DESCRIPTION OF THE TASK >>
Scan the lines below for the word "Vehicle". Copy each line you find it in.

Source records
%%

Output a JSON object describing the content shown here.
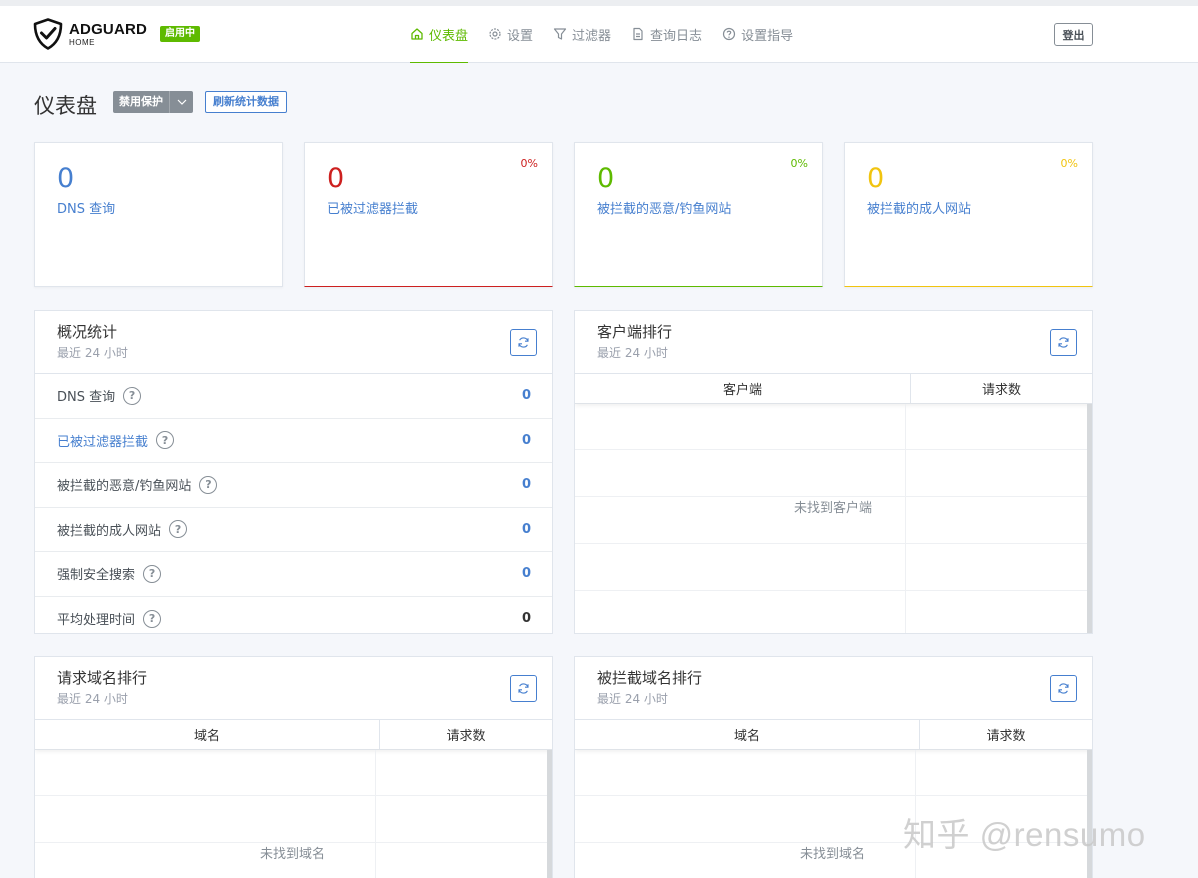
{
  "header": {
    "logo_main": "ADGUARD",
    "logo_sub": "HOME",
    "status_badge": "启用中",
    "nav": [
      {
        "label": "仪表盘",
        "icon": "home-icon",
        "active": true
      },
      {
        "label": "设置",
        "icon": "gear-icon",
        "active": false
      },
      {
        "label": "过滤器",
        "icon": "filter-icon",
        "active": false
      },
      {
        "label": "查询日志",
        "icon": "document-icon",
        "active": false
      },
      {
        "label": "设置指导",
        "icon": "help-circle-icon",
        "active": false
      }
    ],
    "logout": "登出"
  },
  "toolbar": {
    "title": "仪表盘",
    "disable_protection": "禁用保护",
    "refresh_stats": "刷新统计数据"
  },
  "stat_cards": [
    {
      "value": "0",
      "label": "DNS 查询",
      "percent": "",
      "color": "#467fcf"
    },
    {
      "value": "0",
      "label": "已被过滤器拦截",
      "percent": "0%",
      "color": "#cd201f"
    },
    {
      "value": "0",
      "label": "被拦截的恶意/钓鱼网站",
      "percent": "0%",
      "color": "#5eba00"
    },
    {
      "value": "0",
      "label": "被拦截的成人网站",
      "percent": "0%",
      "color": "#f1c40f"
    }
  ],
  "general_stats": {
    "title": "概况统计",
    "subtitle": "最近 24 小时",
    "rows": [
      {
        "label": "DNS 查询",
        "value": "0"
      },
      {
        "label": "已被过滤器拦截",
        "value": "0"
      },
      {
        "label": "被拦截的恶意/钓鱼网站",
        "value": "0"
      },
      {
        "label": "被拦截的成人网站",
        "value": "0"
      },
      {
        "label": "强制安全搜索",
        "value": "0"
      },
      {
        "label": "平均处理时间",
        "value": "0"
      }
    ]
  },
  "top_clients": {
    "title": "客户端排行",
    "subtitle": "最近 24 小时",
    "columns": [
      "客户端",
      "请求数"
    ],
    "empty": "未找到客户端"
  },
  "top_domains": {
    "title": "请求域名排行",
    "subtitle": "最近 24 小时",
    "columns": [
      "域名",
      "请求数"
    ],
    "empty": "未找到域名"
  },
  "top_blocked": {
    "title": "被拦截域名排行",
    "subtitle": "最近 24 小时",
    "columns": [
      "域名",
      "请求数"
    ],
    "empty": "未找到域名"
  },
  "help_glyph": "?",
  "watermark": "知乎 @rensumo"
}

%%
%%

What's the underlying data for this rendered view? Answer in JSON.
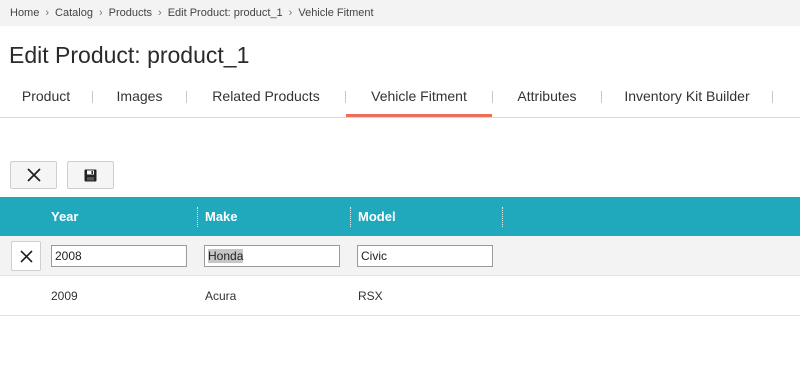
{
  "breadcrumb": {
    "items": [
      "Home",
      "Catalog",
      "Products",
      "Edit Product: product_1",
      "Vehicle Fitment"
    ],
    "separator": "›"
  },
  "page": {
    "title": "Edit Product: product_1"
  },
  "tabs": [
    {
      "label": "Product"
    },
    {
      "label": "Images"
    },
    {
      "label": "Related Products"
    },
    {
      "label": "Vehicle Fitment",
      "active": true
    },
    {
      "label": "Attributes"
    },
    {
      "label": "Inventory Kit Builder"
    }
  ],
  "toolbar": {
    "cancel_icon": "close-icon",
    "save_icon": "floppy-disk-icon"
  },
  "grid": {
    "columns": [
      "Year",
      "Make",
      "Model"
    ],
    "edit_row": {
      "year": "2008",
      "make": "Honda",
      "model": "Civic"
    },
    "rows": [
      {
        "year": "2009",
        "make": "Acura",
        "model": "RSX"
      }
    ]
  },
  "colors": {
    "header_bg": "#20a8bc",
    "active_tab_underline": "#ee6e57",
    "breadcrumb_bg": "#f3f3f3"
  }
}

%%

SOLUTION FOR THIS PROBLEM >>
      "Vehicle Fitment"
      "label": "Vehicle Fitment",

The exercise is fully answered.